True trauma-informed care involves more than obtaining consent and being gentle. Evidence-based, it integrates understandings of trauma and retraumatization, into the system of policies, procedures, and practices surrounding maternal health care. For the successful integration of trauma-informed approaches, OB/GYNs, as well as other maternal health care providers, must understand the inherent vulnerability labor and birth asks of a birthing person and how it can retraumatize those experiencing it. The combination of "pressure and pain" in, "increased attention" to, and "numerous procedures" involving an individual's genital region during the perinatal period can be re-triggering for a birthing person who has existing bodily trauma in that area. Additionally, the ingrained power imbalance between a care provider—a trusted authority figure, either known or unknown—and a patient, can further exacerbate that retriggering or alone can trigger a birthing person. Even when trauma-informed approaches are applied universally, there remains a need for providers to be able to recognize and respond appropriately to different trauma responses. Equipping providers with these additional skills embed further safeguards into care practices in the event a patient still becomes triggered during their antenatal experience. Through the use of trauma-informed approaches, like active consent and other competencies that reduce harm throughout procedures, providers can resist causing or perpetuating further trauma and create an environment within medical care that transmits safety, transparency, trust, collaboration, empowerment, humility, and responsiveness between patients and their care providers.

The Accreditation Council for Graduate Medical Education (ACGME) must incorporate comprehensive trauma-informed care into all required curricula for maternal health care training. Additionally, ACOG's Council on Resident Education in Obstetrics and Gynecology (CREOG) should require and test affiliated OB/GYNs on trauma-informed maternal health care practice to ensure that these approaches are synonymous with provided care and are being implemented universally. Together, ACGME and ACOG need to apply pressure on state licensure boards to require continuing education courses directed at the universal integration of trauma-informed care for licensing and membership, which would ensure that providers who have already completed their initial medical school education are also reached and accounted for.

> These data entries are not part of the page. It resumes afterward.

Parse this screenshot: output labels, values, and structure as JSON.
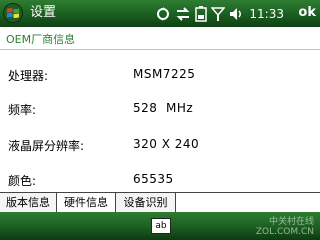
{
  "titlebar": {
    "title": "设置",
    "clock": "11:33",
    "ok_label": "ok"
  },
  "section": {
    "label": "OEM厂商信息"
  },
  "info_rows": [
    {
      "key": "处理器:",
      "value": "MSM7225"
    },
    {
      "key": "频率:",
      "value": "528  MHz"
    },
    {
      "key": "液晶屏分辨率:",
      "value": "320 X 240"
    },
    {
      "key": "颜色:",
      "value": "65535"
    }
  ],
  "tabs": [
    {
      "label": "版本信息"
    },
    {
      "label": "硬件信息"
    },
    {
      "label": "设备识别"
    }
  ],
  "menubar": {
    "keyboard_label": "ab",
    "watermark_line1": "中关村在线",
    "watermark_line2": "ZOL.COM.CN"
  },
  "colors": {
    "accent_green": "#2e7d32",
    "bar_dark": "#1b5e20"
  },
  "icons": [
    "windows-start-icon",
    "connectivity-icon",
    "sync-arrows-icon",
    "battery-icon",
    "signal-icon",
    "volume-icon"
  ]
}
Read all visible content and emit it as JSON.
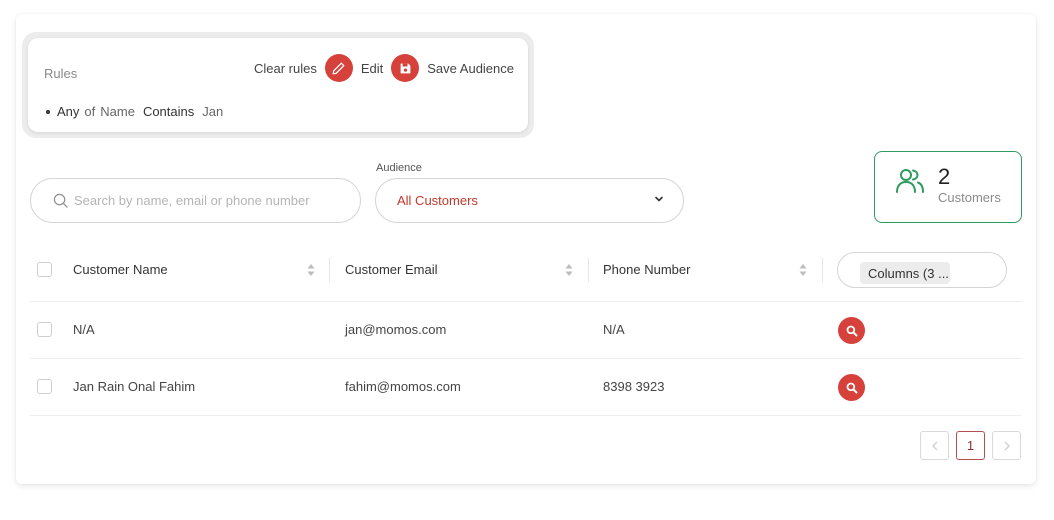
{
  "rules": {
    "title": "Rules",
    "clear_label": "Clear rules",
    "edit_label": "Edit",
    "save_label": "Save Audience",
    "rule": {
      "quantifier": "Any",
      "of": "of",
      "field": "Name",
      "operator": "Contains",
      "value": "Jan"
    }
  },
  "search": {
    "placeholder": "Search by name, email or phone number"
  },
  "audience": {
    "label": "Audience",
    "selected": "All Customers"
  },
  "summary": {
    "count": "2",
    "label": "Customers"
  },
  "table": {
    "columns": [
      "Customer Name",
      "Customer Email",
      "Phone Number"
    ],
    "columns_button": "Columns (3 ...",
    "rows": [
      {
        "name": "N/A",
        "email": "jan@momos.com",
        "phone": "N/A"
      },
      {
        "name": "Jan Rain Onal Fahim",
        "email": "fahim@momos.com",
        "phone": "8398 3923"
      }
    ]
  },
  "pagination": {
    "current": "1"
  },
  "colors": {
    "accent": "#d6413b",
    "success": "#2e9c5e"
  }
}
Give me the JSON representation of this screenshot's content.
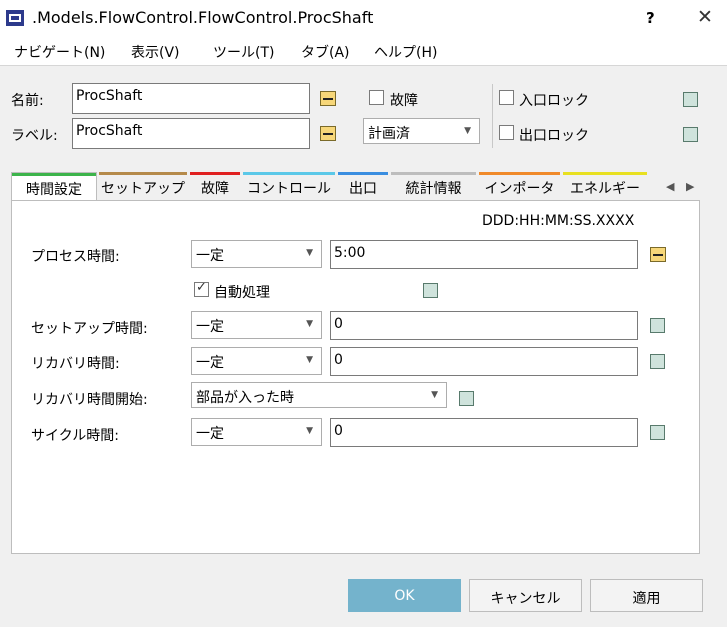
{
  "window": {
    "title": ".Models.FlowControl.FlowControl.ProcShaft",
    "help": "?",
    "close": "✕"
  },
  "menu": [
    "ナビゲート(N)",
    "表示(V)",
    "ツール(T)",
    "タブ(A)",
    "ヘルプ(H)"
  ],
  "header": {
    "name_label": "名前:",
    "name_value": "ProcShaft",
    "label_label": "ラベル:",
    "label_value": "ProcShaft",
    "failure_label": "故障",
    "plan_value": "計画済",
    "entry_lock_label": "入口ロック",
    "exit_lock_label": "出口ロック"
  },
  "tabs": [
    {
      "label": "時間設定",
      "color": "#3cb44b"
    },
    {
      "label": "セットアップ",
      "color": "#b58a4a"
    },
    {
      "label": "故障",
      "color": "#e02020"
    },
    {
      "label": "コントロール",
      "color": "#5bc8e8"
    },
    {
      "label": "出口",
      "color": "#3a8ee0"
    },
    {
      "label": "統計情報",
      "color": "#bdbdbd"
    },
    {
      "label": "インポータ",
      "color": "#f08a2a"
    },
    {
      "label": "エネルギー",
      "color": "#e8e020"
    }
  ],
  "tab_scroll": {
    "left": "◀",
    "right": "▶"
  },
  "timing": {
    "format_hint": "DDD:HH:MM:SS.XXXX",
    "process_time_label": "プロセス時間:",
    "process_time_type": "一定",
    "process_time_value": "5:00",
    "auto_process_label": "自動処理",
    "setup_time_label": "セットアップ時間:",
    "setup_time_type": "一定",
    "setup_time_value": "0",
    "recovery_time_label": "リカバリ時間:",
    "recovery_time_type": "一定",
    "recovery_time_value": "0",
    "recovery_start_label": "リカバリ時間開始:",
    "recovery_start_value": "部品が入った時",
    "cycle_time_label": "サイクル時間:",
    "cycle_time_type": "一定",
    "cycle_time_value": "0"
  },
  "buttons": {
    "ok": "OK",
    "cancel": "キャンセル",
    "apply": "適用"
  }
}
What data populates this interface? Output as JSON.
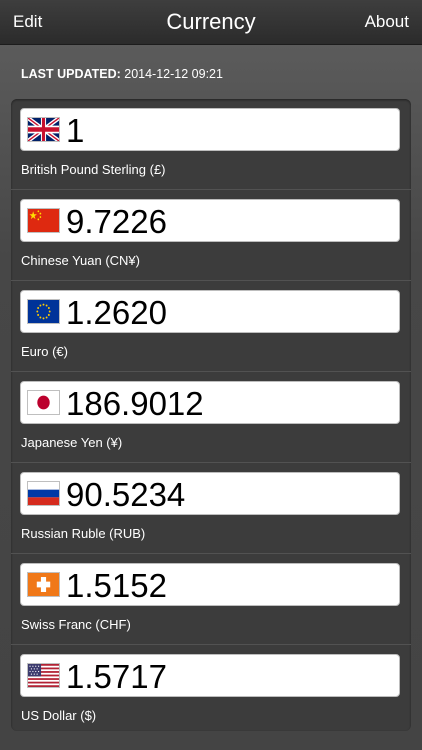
{
  "nav": {
    "edit_label": "Edit",
    "title": "Currency",
    "about_label": "About"
  },
  "updated": {
    "label": "LAST UPDATED:",
    "value": "2014-12-12 09:21"
  },
  "currencies": [
    {
      "flag_icon": "uk-flag-icon",
      "amount": "1",
      "name": "British Pound Sterling (£)"
    },
    {
      "flag_icon": "china-flag-icon",
      "amount": "9.7226",
      "name": "Chinese Yuan (CN¥)"
    },
    {
      "flag_icon": "eu-flag-icon",
      "amount": "1.2620",
      "name": "Euro (€)"
    },
    {
      "flag_icon": "japan-flag-icon",
      "amount": "186.9012",
      "name": "Japanese Yen (¥)"
    },
    {
      "flag_icon": "russia-flag-icon",
      "amount": "90.5234",
      "name": "Russian Ruble (RUB)"
    },
    {
      "flag_icon": "switzerland-flag-icon",
      "amount": "1.5152",
      "name": "Swiss Franc (CHF)"
    },
    {
      "flag_icon": "usa-flag-icon",
      "amount": "1.5717",
      "name": "US Dollar ($)"
    }
  ],
  "colors": {
    "navbar": "#2f2f2f",
    "background": "#4a4a4a",
    "panel": "#3c3c3c",
    "text": "#ffffff"
  }
}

Initially, the integration of trauma-informed approaches into maternal health education requirements and standards of care may be expensive; however, the long-term benefits of this care approach would decrease retraumatization among birthing people and consequently, decrease the expense of post-traumatic care therapies following their birth, as well as reduce costs of treatment for trauma-related physical adverse health outcomes. Since there are already maternal health education requirements and care guidelines, this adjustment could easily be integrated through existing structures.

The absence of universal trauma-informed care causes and perpetuates trauma among birthing persons. Therefore, the integration of trauma-informed maternal health care into medical school training, testing, and continuing education presents an opportunity to eradicate unnecessary suffering, and instead create an environment of care where birthing persons feel respected and empowered through their pregnancy, labor, birth, and postpartum. This expansion of care will improve maternal mental and physical health outcomes in all persons but will be especially impactful in reducing a cycle of trauma among those who are the most disenfranchised.

Lena Perenchio is a first-year MPH student in the Heilbrunn Department of Population and Family Health.